Which of the lines below hold the word "filling"? Pull each of them out.

■ ■ ■ ■ ■ ■ ■

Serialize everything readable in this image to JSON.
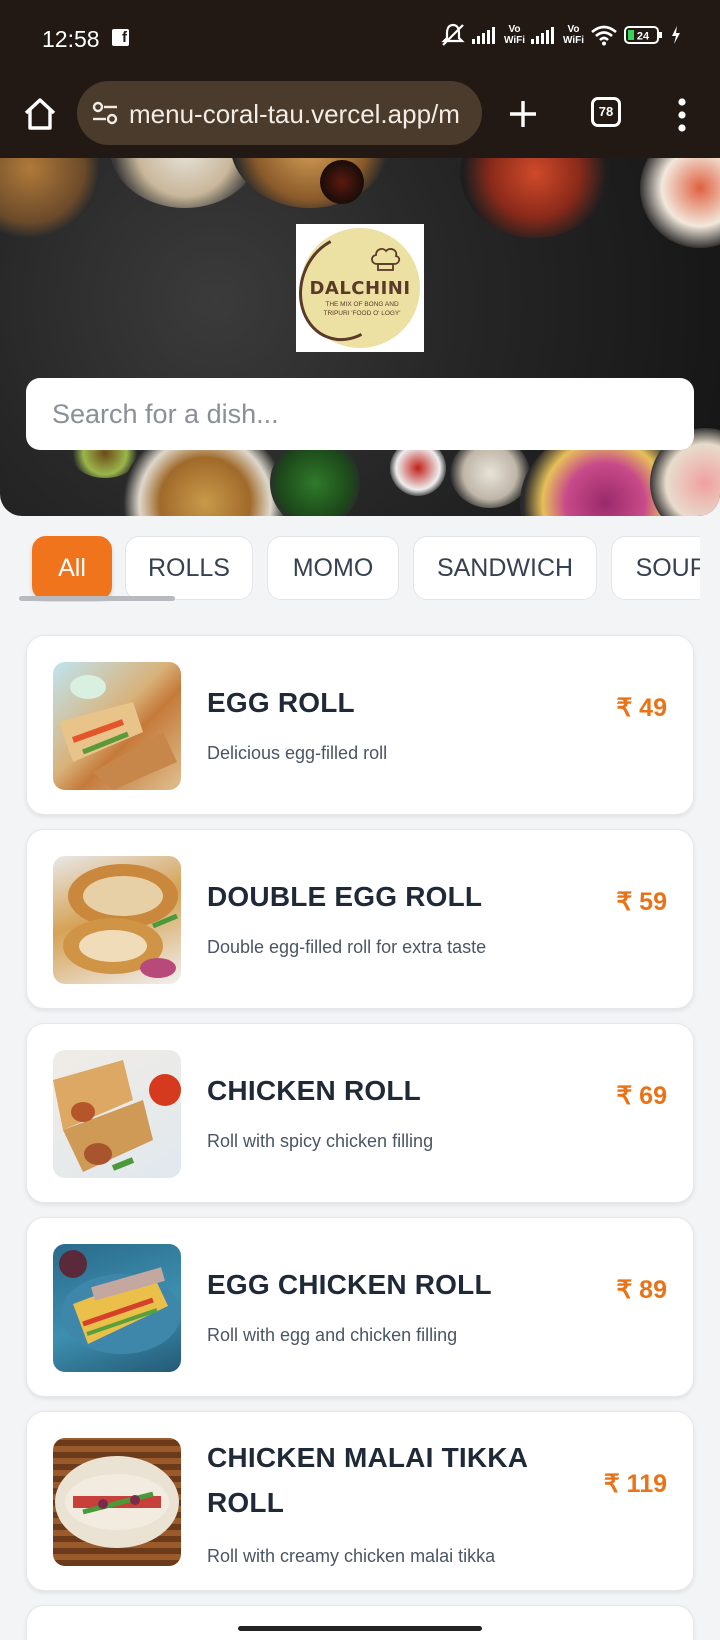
{
  "status_bar": {
    "time": "12:58",
    "battery": "24",
    "icons": [
      "facebook-icon",
      "mute-icon",
      "signal-icon",
      "vowifi-icon",
      "signal-icon",
      "vowifi-icon",
      "wifi-icon",
      "battery-icon",
      "charging-icon"
    ],
    "vowifi_top": "Vo",
    "vowifi_bottom": "WiFi"
  },
  "browser": {
    "url": "menu-coral-tau.vercel.app/m",
    "tab_count": "78"
  },
  "hero": {
    "logo": {
      "brand": "DALCHINI",
      "tagline": "THE MIX OF BONG AND TRIPURI 'FOOD O' LOGY'"
    },
    "search": {
      "placeholder": "Search for a dish..."
    }
  },
  "categories": [
    "All",
    "ROLLS",
    "MOMO",
    "SANDWICH",
    "SOUP"
  ],
  "active_category": "All",
  "currency": "₹",
  "accent_color": "#f0741c",
  "menu_items": [
    {
      "name": "EGG ROLL",
      "description": "Delicious egg-filled roll",
      "price": "₹ 49"
    },
    {
      "name": "DOUBLE EGG ROLL",
      "description": "Double egg-filled roll for extra taste",
      "price": "₹ 59"
    },
    {
      "name": "CHICKEN ROLL",
      "description": "Roll with spicy chicken filling",
      "price": "₹ 69"
    },
    {
      "name": "EGG CHICKEN ROLL",
      "description": "Roll with egg and chicken filling",
      "price": "₹ 89"
    },
    {
      "name": "CHICKEN MALAI TIKKA ROLL",
      "description": "Roll with creamy chicken malai tikka",
      "price": "₹ 119"
    }
  ]
}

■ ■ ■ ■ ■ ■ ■

FINISHED EXERCISE:
      "description": "Roll with spicy chicken filling",
      "description": "Roll with egg and chicken filling",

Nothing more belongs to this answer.